# [Work instruction]
Locate the string "this" in the records below. Copy every line where it occurs.

==================================================

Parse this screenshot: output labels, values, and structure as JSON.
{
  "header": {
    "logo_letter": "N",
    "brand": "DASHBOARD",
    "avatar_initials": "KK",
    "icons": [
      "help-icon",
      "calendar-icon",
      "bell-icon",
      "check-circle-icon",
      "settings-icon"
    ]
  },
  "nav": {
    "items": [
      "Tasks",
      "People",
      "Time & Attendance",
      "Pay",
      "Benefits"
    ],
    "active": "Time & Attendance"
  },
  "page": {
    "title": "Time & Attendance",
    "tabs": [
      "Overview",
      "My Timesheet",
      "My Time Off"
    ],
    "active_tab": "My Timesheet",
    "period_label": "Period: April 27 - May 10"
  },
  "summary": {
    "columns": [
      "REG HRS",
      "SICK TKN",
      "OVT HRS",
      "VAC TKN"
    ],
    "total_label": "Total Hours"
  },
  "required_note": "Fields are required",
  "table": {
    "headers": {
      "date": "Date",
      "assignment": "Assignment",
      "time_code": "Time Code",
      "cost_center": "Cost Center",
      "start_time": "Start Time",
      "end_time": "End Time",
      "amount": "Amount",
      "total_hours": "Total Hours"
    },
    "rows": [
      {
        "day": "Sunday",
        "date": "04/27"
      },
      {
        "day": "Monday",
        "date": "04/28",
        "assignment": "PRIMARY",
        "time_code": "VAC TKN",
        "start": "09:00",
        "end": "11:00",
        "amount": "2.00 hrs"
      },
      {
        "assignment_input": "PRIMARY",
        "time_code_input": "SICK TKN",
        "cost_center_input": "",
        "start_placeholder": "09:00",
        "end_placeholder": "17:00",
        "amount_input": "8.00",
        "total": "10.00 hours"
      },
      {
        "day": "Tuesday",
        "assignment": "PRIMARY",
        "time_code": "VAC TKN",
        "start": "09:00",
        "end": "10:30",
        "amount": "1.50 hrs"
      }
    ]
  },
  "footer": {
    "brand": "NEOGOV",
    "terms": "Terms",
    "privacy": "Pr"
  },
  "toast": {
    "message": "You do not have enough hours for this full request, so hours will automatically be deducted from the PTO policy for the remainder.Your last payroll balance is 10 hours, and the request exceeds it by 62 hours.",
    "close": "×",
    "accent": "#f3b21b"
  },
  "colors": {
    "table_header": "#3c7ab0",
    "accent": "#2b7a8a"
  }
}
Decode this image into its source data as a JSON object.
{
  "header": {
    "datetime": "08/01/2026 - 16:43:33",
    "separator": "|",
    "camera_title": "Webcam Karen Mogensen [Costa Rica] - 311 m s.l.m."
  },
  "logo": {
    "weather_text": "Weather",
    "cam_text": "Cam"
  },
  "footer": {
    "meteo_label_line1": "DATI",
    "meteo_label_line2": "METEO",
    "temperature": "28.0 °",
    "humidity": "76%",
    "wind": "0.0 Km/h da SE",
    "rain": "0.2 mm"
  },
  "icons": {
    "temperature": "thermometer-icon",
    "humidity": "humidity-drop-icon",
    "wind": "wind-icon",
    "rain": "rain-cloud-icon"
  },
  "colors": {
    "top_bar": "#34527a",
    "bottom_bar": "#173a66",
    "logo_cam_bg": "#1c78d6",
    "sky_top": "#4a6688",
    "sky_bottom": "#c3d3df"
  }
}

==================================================

# [Response]
Parse this screenshot: output labels, values, and structure as JSON.
    "message": "You do not have enough hours for this full request, so hours will automatically be deducted from the PTO policy for the remainder.Your last payroll balance is 10 hours, and the request exceeds it by 62 hours.",
Decode this image into its source data as a JSON object.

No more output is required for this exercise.